==== Given records ====

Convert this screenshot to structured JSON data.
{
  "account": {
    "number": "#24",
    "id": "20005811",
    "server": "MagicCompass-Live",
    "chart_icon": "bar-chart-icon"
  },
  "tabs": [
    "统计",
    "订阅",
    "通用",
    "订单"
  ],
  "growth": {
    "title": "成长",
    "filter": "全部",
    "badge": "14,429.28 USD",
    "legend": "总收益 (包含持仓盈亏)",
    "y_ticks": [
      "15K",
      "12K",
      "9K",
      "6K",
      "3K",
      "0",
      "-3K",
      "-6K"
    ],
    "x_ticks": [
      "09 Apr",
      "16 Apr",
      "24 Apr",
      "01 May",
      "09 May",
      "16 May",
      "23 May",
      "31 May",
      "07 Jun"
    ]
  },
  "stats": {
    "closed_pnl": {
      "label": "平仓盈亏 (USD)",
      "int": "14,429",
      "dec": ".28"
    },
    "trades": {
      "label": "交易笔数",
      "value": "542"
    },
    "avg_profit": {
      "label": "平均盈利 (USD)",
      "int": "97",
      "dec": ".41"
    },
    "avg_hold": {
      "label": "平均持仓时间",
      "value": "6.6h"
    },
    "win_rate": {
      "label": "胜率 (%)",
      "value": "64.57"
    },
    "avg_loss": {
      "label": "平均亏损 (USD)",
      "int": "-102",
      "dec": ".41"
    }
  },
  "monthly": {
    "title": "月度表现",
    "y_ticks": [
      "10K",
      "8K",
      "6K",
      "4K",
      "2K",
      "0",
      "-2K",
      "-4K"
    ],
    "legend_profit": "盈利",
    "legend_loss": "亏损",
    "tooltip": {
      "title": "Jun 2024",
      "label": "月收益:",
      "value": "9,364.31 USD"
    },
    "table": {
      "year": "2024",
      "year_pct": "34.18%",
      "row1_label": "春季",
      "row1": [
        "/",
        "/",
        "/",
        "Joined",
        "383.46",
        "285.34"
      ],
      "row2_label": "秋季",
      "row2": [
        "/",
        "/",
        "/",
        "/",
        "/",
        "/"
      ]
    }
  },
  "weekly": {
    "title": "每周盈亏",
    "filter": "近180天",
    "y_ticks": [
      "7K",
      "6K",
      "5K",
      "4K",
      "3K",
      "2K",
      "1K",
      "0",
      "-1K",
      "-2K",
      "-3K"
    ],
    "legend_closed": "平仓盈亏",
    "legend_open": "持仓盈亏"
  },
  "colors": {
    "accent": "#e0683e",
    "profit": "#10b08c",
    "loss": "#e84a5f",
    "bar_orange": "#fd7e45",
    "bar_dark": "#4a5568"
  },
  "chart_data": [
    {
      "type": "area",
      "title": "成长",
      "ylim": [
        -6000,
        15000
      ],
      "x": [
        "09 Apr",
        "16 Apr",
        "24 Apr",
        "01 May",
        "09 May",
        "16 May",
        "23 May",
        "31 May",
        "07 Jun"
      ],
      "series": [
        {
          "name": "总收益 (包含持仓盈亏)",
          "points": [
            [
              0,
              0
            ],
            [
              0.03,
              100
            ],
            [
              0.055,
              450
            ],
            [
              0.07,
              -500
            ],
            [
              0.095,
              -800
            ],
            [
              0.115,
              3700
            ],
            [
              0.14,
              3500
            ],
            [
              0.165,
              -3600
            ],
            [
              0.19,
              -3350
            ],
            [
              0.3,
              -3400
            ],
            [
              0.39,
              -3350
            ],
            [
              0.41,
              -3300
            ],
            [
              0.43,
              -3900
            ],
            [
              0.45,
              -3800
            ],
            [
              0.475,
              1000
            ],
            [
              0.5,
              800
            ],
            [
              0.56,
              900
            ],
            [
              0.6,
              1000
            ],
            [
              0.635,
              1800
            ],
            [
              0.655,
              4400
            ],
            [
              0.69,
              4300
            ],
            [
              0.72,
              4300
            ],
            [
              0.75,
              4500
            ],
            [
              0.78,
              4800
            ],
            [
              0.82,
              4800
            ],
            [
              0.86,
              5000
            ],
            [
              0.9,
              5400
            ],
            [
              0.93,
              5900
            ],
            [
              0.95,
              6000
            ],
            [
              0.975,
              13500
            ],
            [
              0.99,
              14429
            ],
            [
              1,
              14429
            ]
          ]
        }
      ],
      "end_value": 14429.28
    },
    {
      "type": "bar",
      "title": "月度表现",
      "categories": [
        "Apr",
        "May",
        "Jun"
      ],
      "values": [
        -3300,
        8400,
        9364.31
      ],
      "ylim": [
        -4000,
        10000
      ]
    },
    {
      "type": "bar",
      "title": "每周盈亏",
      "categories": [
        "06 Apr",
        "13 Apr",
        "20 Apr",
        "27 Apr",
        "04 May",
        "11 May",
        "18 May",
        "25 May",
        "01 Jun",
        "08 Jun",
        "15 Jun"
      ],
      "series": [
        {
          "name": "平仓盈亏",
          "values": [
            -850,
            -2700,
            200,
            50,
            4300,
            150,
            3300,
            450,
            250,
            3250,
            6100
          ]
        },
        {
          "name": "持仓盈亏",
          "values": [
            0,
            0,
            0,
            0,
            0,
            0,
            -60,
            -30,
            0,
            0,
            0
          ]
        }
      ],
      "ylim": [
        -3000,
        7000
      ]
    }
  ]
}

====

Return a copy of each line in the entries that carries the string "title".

## Task response
    "title": "成长",
    "title": "月度表现",
      "title": "Jun 2024",
    "title": "每周盈亏",
      "title": "成长",
      "title": "月度表现",
      "title": "每周盈亏",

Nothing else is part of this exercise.